Mr. Putin launched the war expecting a quick victory that would leave Russia stronger and in control of Ukraine. Instead it has been a debacle. Though Russia’s military still holds much Ukrainian territory, it has been forced into retreat, has suffered heavy human casualties and equipment losses, and has been exposed as surprisingly weak. Russia’s economy is staggering under sanctions, and hundreds of thousands of people have fled the country.
As a result, Russia has become highly dependent on China for trade and diplomatic support, but that backing has not been as wholehearted as Mr. Putin would like. China’s government, while not publicly critical of the invasion, has expressed concerns about the war.

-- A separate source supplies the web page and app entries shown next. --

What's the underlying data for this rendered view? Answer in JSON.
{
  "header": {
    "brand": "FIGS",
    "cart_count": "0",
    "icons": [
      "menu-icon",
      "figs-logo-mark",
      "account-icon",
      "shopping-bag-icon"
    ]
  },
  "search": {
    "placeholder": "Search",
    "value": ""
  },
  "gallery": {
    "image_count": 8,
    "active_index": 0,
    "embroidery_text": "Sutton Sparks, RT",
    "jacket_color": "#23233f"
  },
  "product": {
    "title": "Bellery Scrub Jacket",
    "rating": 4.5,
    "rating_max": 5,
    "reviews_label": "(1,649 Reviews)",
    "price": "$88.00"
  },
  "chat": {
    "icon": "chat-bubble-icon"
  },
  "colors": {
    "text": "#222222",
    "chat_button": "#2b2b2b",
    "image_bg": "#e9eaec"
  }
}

In the face of Russia’s continued bombardment of Ukraine’s civilian infrastructure — described by human rights groups, the United Nations and Western countries as a possible war crime — the United States and its allies are working with Ukraine to weave together a range of technology, weapons, tactics and intelligence to thwart air attacks. Western governments have raised alarms about Iran potentially selling Russia ballistic missiles, which are much harder to shoot down than either drones or cruise missiles.
The United States has delivered two NASAMS air defense missile systems to Ukraine, along with interceptor missiles for Hawk medium-range and Avenger short-range defensive systems, and more than 1,600 short-range, shoulder-fired Stinger antiaircraft missiles, officials said.
President Biden has also approved sending a battery of Patriot missiles, the United States’ most advanced ground-based missile defense system, which Ukraine has long coveted. But it is likely to be several months before Ukrainian troops are trained to use it and the system is deployed.
Reporting was contributed by David Pierson, Anton Troianovski, Anushka Patil, Shashank Bengali and Eric Schmitt.